Children arriving back at school after the summer holidays are being greeted with a new syllabus – that includes playing games on an iPad. Leading Chartered Psychologist and Member of the British Psychological Society, Dr Simon Moore (BSc, PhD, CPsychol), has unveiled new insight demonstrating how language-based gaming apps can help children develop their language learning.
Throwing out the age-old adage that video games are bad for children’s health, Moore and his team have created a whitepaper, supported by new qualitative research, detailing the significant number of advantages of game-based learning.
The study shows that traditional teaching methods are enhanced when using the game based learning app, and schools in the US are already introducing it to their pupils.
Overall, the study discovered that children who played with the app were more enthusiastic, engaged and excited to be learning, which led to a desire to learn more.
With UK schoolchildren now less likely to speak a foreign language than those in any other European nation, Moore firmly believes games-based apps could be the way to overcome this issue – and indeed enhance traditional education methods.
During the study, half of the children were tasked with playing Ruby Rei, a language-learning video game app for mobile, and the other half invited to interact with online exercises and games that taught Spanish.
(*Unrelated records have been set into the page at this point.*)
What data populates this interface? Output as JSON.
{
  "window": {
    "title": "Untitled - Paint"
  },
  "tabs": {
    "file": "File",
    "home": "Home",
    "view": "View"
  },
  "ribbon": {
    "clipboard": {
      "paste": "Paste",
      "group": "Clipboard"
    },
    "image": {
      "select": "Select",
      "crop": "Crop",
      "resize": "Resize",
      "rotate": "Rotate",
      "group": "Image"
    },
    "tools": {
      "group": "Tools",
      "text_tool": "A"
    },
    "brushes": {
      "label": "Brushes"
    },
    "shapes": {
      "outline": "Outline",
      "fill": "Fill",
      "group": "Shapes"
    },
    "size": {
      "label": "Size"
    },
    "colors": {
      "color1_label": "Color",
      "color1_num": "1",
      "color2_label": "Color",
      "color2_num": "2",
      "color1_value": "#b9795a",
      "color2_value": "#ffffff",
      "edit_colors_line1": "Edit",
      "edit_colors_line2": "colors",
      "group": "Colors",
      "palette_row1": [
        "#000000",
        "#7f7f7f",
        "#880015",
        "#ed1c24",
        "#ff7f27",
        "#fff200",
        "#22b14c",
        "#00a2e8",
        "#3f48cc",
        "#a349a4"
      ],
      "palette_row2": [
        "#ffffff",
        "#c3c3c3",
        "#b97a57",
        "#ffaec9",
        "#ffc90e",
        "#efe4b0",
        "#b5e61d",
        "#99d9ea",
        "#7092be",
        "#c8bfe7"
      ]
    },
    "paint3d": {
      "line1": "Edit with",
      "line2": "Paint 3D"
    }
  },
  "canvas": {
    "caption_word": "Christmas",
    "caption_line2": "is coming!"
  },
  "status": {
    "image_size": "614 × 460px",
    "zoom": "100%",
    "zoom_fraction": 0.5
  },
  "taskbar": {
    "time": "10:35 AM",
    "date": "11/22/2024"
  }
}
Their engagement, enjoyment and experience levels were closely monitored over the course of one week.
The results showed that the children who used the game found their understanding of Spanish improve significantly more than those who did not play it. The children who took part in the Ruby Rei experimental group improved in their Spanish language proficiency (23%) by twice that of the children who used the online exercises (12% improvement).
This could well be the future of language learning – and education as a whole. – Deborah Metcalf, Headteacher, Danegrove School
Furthermore, children who played with the Ruby Rei game voluntarily engaged in this activity four times more (six hours) than the children who were using the online exercises (1 hour 24 minutes).
One of the children who participated in the experiment said:“Before this, I found learning a language a bit boring. Playing made me have fun and concentrate on the game instead of the language. I think playing the game distracted me from finding it boring, so I probably learned much more from doing it.”
Ruby Rei focuses on immersing players in an epic adventure so they never feel like they are using an ‘educational tool’. Instead, they can just enjoy the game and gain new language skills as they play.
Dr Simon Moore, comments: “This study proves that game-based learning offers a significant number of advantages to support education, especially when it comes to language acquisition.Coupling traditional education techniques with this method creates a different way for the brain to learn, making it more fun and enjoyable – and as the study showed, the children who took part in the game experiment were far more motivated to engage in the activity.”
Deborah Metcalf Headteacher for Danegrove School, London, adds: “Game-based learning creates a positive experience for which not just children, but students of any age, feel comfortable and confident to develop and enhance their skills. Moreover, games-based apps help to diminish social inhibition and peer embarrassment, a known barrier new students experience when developing conversational proficiency. This could well be the future of language learning – and education as a whole.”
Throughout the process the user has the opportunity to:
♦ Learn over 1,500 words
♦ Develop their grammar from beginner to intermediate level
♦ Engage in over 600 interactions
All elements of the game have been crafted by linguists, language teachers and game developers to transform both games and education with a new approach to learner motivation.
Languages available to learn in 2017 include Spanish, French, English and Japanese.
Ruby Rei is available for download for Apple or Android.